This remarkable cold snap has put the kibosh on any
actual fishing – highs barely creeping into double
digits and lows just a bit past zero. Add to the mix
some gusty winds and I find it prudent to continue my
piscatorial pursuits indoors. So, I tie some flies and
pore over my copies of Trout Streams and Hatches
of Pennsylvania by Charles Meck, Trout
Streams of Pennsylvania by Dwight Landis, and
the DeLorme Pennsylvania Atlas and Gazetteer,
the cover of which says "America's #1 line of Topographic Maps."
By Dave Pearson, PA
The roads and towns on the map are important, but of
less concern to me than the thin lines of contour and
the small blue lines of water. The print beside these
small blue lines is, well, small...really small. Even
with bifocals I still need additional magnification to
read the names of these little runs and creeks. I use
my fly tying magnifiers.
So, I hunch over a table, atlas spread out before me,
reading the names and tracing the little blue lines
across and along lines of contour. Is the stream small
and fast here? Does it slow and widen on a shelf before
it continues its plunge down the mountain? Is it in
beaver country? Is the geology beneath the stream Tuscorora
sandstone? Or, is it something more ph friendly, say,
Some days I use a computer software version of the atlas
which gives me the names of the water at a better
magnification. Those streams with no official name appear
as "stream perennial" or "stream intermittent." These
categories are not immutable. During the drought of the
summer of '05 many a "stream perennial" became "stream
intermittent." And more than a few "streams intermittent"
became "streams non-existent" – a whole new category.
Once I find a line that looks fishy, I look it up in the
Meck and Landis books. If it is listed, I get their impression
of the water then decide to give it a visit or not. If it is
not listed, I go and see the stream for myself. Sometimes the
stream is quite small (you wouldn't believe the trickles of
water that are actually named!) Sometimes it is too shallow
and warm (or polluted or acidic) for trout. And sometimes the
stream looks quite good and holds the promise of fish. So much

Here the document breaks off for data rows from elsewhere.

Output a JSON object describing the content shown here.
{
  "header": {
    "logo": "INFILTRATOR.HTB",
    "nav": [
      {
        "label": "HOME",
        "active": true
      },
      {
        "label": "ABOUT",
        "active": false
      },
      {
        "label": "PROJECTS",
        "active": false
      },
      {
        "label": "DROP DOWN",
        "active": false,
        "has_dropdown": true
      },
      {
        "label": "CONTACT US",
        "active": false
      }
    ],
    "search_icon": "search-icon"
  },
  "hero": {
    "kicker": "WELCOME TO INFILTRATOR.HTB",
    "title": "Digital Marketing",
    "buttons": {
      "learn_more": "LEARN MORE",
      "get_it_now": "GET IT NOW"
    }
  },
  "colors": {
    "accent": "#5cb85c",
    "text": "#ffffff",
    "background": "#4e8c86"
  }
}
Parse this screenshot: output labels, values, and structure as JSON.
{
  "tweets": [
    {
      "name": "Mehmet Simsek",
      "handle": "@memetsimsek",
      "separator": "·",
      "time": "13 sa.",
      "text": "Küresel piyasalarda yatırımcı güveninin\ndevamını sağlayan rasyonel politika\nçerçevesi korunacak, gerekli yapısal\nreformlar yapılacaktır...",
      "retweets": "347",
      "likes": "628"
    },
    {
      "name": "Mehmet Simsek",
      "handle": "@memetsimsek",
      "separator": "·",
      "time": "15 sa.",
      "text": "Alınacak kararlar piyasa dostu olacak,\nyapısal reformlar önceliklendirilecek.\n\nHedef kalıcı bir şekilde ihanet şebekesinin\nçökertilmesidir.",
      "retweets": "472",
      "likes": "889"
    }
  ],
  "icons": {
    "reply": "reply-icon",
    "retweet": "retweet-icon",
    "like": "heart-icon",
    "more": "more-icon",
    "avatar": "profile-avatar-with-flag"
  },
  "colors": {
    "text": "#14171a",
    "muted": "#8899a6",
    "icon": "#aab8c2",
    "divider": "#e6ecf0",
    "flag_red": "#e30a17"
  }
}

so, that it makes me wonder how Meck and Landis missed it or,
perhaps they didn't miss it at all – perhaps they are keeping
it for themselves.
Early Sunday found me looking at a truly promising length
of trout stream indeed. It was clear, deep (what little I
could see that was not iced over), and just screamed "Trout!"
It also runs east to west.
This took me aback at first. At some level I knew this for I
had read the topographic lines on the map. But the reality of
it struck me as odd. This stream flows from east to west.
Almost all of the fishable runs in these parts flow
more-or-less from west to east, heading down to the
Susquehanna. My fishing style may have to change a bit.
In the summer I get up quite early, head for the stream and
start fishing. The fishing gets good when the sun hits the
water. The first sun encourages bug activity. I usually get
more fish activity at first light than pre-dawn. Not always,
but mostly. Provided it's a clear day. (Cloudy days are
The stream flows from west to east. I fish upstream. I fish
with the sun at my back. The stream is lit up before me. And,
if I'm careful to keep my shadow off the water, the fish
cannot see me. They can no more look into the face of the
sun than you or I can. Trout have no polarized sunglasses,
they cannot squint, and, most importantly, they have no
eyelids. To look away from the sun they must turn away
from the sun. Since I'm in back of the fish, I'm in the
periphery and the glare makes that which is in the periphery
indistinct and any direct view would be painful for the trout.
So, with the sun at my back and slow careful steps, I remain
hidden in plain view.
Come late afternoon, this all changes.
I'm no longer in silhouette, the sun is in my eyes, and the
trout can read the logo on my rod. The fish are hidden in
shadows provided by rocks and debris in the water, streamside
flora, and quirks of geography. They are safe from predators
and the sun is out of their eyes. After sunset, but before
full darkness, direct sunlight is no longer a factor and
the fishing gets really good.
But now I have a stream which flows from east to west, so I'll
have to fish it in the afternoon to have the sun at my back.
I wonder how well the fish will bite. At least it will be
easier for me to see the afternoon hatches.
When the bugs do hatch
When the mountains green.
When the ice gets off the water.
When it gets a little warmer. ~ Dave - (black gnat)
Dave Pearson lives in Lewisburg, Pennsylvania with his
loving wife, Gillian, and two dogs, Casey and Booboo.
His passion is small mountain streams. He teaches guitar
for a living. You may contact Dave at:
From Hemlock Headwaters Archives